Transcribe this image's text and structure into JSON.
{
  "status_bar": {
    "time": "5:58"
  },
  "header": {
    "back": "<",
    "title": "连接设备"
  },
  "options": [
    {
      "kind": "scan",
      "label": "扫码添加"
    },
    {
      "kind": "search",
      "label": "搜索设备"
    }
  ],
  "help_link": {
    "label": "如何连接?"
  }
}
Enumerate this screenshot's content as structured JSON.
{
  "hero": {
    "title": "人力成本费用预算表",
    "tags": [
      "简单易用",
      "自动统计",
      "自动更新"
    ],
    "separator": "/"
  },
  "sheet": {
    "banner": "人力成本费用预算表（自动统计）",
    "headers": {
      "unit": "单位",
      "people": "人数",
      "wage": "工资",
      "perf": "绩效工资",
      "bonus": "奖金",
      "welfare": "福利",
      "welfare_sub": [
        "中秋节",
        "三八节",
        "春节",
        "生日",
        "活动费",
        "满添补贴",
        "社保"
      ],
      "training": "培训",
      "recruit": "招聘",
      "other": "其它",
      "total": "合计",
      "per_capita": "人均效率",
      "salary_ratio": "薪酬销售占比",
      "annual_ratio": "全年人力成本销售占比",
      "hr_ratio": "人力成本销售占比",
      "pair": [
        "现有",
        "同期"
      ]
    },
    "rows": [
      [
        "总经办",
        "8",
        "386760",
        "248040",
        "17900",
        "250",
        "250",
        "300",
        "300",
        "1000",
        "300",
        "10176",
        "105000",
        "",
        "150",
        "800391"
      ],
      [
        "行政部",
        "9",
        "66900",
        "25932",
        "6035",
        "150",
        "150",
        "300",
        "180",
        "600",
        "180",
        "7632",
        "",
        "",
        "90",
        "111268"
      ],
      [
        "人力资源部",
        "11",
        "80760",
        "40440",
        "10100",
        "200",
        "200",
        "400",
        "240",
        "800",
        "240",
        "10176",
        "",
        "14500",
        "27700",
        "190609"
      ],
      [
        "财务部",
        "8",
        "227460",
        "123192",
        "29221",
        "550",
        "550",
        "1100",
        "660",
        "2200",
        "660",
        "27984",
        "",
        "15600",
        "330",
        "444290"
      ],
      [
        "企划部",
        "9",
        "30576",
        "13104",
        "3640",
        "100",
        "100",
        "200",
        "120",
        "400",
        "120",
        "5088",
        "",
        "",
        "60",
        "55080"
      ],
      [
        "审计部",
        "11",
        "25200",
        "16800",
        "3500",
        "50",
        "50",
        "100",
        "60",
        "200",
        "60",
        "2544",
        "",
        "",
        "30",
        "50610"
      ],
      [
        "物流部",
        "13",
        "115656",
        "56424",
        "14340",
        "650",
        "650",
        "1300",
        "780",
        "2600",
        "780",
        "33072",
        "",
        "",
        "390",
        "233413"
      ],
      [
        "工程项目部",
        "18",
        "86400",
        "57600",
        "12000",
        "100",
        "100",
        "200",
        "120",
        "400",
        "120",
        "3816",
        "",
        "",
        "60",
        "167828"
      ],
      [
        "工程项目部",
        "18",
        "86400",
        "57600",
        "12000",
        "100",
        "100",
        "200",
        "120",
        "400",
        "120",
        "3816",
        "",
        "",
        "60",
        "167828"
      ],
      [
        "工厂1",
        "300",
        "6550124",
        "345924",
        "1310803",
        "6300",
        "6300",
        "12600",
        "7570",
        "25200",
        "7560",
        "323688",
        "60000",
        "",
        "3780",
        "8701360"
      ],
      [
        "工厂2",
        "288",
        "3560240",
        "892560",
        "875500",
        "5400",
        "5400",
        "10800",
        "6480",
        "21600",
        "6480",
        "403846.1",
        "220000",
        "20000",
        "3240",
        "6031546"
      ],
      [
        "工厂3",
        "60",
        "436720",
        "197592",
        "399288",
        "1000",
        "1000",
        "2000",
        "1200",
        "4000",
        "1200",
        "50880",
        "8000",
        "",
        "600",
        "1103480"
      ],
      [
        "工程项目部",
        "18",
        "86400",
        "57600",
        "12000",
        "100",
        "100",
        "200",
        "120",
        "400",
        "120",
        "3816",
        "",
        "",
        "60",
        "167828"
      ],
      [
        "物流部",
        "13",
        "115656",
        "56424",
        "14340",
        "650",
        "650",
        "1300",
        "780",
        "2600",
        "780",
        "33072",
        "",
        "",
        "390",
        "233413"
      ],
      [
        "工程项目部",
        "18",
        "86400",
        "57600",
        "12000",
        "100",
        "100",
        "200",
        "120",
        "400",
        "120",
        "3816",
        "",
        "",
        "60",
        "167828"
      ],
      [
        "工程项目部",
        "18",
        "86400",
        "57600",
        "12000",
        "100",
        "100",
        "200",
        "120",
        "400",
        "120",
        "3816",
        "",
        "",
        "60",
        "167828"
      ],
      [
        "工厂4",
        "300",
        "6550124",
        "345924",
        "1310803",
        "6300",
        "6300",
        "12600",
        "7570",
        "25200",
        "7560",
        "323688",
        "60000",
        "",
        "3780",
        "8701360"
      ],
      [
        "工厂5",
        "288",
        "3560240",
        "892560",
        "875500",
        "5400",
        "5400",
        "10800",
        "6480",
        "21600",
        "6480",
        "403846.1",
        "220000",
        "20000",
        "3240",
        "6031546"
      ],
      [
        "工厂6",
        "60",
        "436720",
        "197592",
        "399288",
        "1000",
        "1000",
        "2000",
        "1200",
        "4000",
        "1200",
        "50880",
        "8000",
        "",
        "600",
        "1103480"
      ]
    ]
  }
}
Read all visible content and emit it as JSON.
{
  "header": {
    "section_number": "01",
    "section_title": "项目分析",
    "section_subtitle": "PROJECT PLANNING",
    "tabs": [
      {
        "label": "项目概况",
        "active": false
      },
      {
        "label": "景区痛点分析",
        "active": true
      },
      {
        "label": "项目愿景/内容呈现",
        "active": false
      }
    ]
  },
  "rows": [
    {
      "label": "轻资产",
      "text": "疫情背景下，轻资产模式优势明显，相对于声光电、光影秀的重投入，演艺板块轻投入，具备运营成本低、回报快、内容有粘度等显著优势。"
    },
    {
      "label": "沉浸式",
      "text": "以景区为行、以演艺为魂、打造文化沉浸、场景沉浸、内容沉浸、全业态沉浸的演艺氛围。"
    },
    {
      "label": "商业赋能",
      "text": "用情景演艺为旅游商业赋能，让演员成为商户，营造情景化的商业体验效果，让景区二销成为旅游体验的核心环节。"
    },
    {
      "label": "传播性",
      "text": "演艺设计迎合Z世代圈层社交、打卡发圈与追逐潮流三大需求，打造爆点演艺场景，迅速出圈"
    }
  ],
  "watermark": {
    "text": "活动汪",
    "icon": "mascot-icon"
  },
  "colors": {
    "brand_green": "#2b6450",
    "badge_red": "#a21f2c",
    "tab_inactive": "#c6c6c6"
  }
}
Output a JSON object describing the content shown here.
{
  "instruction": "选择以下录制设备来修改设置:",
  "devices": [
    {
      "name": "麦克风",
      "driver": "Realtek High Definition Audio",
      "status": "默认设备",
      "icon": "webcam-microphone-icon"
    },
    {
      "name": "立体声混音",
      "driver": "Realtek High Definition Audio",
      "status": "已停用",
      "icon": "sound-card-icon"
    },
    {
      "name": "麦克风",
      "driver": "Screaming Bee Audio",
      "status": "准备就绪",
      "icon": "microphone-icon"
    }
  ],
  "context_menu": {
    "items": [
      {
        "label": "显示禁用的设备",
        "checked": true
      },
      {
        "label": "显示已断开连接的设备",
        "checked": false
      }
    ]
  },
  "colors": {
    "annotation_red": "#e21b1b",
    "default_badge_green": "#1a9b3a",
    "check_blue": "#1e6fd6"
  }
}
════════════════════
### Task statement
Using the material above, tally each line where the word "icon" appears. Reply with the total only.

### Solution below
4